Sarabia, M.; Cornejo, P.; Azcón, R.; Carreón-Abud, Y. and Larsen, J. 2017. Mineral phosphorus fertilization modulates interactions between maize, rhizosphere yeasts and arbuscular mycorrhizal fungi. Rhizosphere. 4:89-93.

Sarabia, O. M.; Madrigal, P. R.; Martínez, T. M. and Carreón, A. Y. 2010. Plantas, hongos micorrízicos y bacterias: Su compleja red de interacciones. Biológicas. 12(1):65-71.

Sawers, R. J.; Svane, S. F.; Quan, C.; Grønlund, M.; Wozniak, B.; Gebreselassie, M. N.; González-Muñoz, E.; Chávez Montes, R. A.; Baxter, I.; Goudet, J.; Jakobsen, I. and Paszkowski, U. 2017. Phosphorus acquisition efficiency in arbuscular mycorrhizal maize is correlated with the abundance of root‐external hyphae and the accumulation of transcripts encoding PHT1 phosphate transporters. New Phytol. 214(2):632-643.

Shameer, S. and Prasad, T. N. V. K. V. 2018. Plant growth promoting rhizobacteria for sustainable agricultural practices with special reference to biotic and abiotic stresses. Plant Growth Regul. 84(3):603-615.

SIAP. 2000-2005. Situación actual y perspectiva de frijol en México 2000-2005. comercioexterior/estudios/perspectivas/frijol00-05.pdf.

SIAP. 2017. Avance de siembras y cosechas; año agrícola 2017, riego+temporal.

Smith, S. E. and Smith, F. A. 2012. Fresh perspectives on the roles of arbuscular mycorrhizal fungi in plant nutrition and growth. Mycologia. 104(1):1-13.

Soriano, B. B. y González, V. A. 2012. Efecto de la inoculación de Rhizobium etli sobre el crecimiento vegetal de páprika, Capsicum annuum var. Longum, y lechuga, Lactuca sativa. REBIOL. 32(1):31-41.
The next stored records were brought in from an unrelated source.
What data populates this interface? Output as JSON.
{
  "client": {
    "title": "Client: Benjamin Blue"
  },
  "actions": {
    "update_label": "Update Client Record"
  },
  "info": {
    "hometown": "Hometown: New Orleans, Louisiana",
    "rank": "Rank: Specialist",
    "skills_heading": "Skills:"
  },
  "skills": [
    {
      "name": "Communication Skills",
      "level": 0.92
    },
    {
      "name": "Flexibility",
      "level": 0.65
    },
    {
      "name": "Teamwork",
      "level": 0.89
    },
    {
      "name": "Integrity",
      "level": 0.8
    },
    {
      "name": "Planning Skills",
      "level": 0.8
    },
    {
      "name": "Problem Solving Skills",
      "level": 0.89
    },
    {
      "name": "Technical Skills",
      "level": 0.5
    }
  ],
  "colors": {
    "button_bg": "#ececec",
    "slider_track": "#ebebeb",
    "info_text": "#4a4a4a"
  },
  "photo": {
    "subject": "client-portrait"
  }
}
Tajini, F.; Trabelsi, M. and Drevon, J.-J. 2012. Combined inoculation with Glomus intraradices and Rhizobium tropici CIAT899 increases phosphorus use efficiency for symbiotic nitrogen fixation in common bean (Phaseolus vulgaris L.). Saudi J. Biol. Sci. 19(2):157-163.

Ulloa, J. A.; Rosas, U. P.; Ramírez, R. J. C. y Ulloa, R. B. E. 2011. El frijol (Phaseolus vulgaris): su importancia nutricional y como fuente de fitoquímicos. Revista Fuente. 3(8):5-9.

Vargas-Torres, A.; Osorio-Díaz, P.; Tovar, J.; Paredes-López, O.; Ruales, J. and Bello-Pérez, L. A. 2004. Chemical composition, starch bioavailability and indigestible fraction of common beans (Phaseolus vulgaris L.). Starch 56(2):74-78.

Vázquez, M. L. L. 2015. Diseño y manejo agroecológico de sistemas de producción agropecuaria. In: Liceaga, I. (Coord.). Sembrando en tierra viva; manual de agroecología. La Habana. Proyecto AECID. 185 p.

Vázquez, T. V.; Zulueta, R. R. y Lara, M. C. 1992. Análisis de la flora de malezas del Campo Experimental La Bandera, municipio de Actopan, Ver. La Ciencia y el Hombre. 11:77-106.

Wilson, B. A. L.; Ash, G. J. and Harper, J. D. I. 2012. Arbuscular mycorrhizal fungi improve the growth and nodulation of the annual legume messina (Melilotus siculus) under saline and non-saline conditions. Crop Pasture Sci. 63(2):164-178.

Yadav, A.; Suri, V. K.; Kumar, A. and Choudhary, A. K. 2018. Effect of AM fungi and phosphorus fertilization on P-use efficiency, nutrient acquisition and root morphology in pea (Pisum sativum L.) in acid Alfisol. J. Plant Nutr. 41(6):689-701.

Yilmaz, E. and Sönmez, M. 2017. The role of organic/bio-fertilizer amendment on aggregate stability and organic carbon content in different aggregate scales. Soil Tillage Res. 168:118-124.

Zhang, B.; Bu, J. and Liang, C. 2017. Regulation of nitrogen and phosphorus absorption by plasma membrane H+-ATPase in rice roots under simulated acid rain. Int. J. Environ. Sci. Technol. 14(1):101-112.

Zhang, L.; Xu, M.; Liu, Y.; Zhang, F.; Hodge, A. and Feng, G. 2016. Carbon and phosphorus exchange may enable cooperation between an arbuscular mycorrhizal fungus and a phosphate-solubilizing bacterium. New Phytol. 210(3):1022-1032.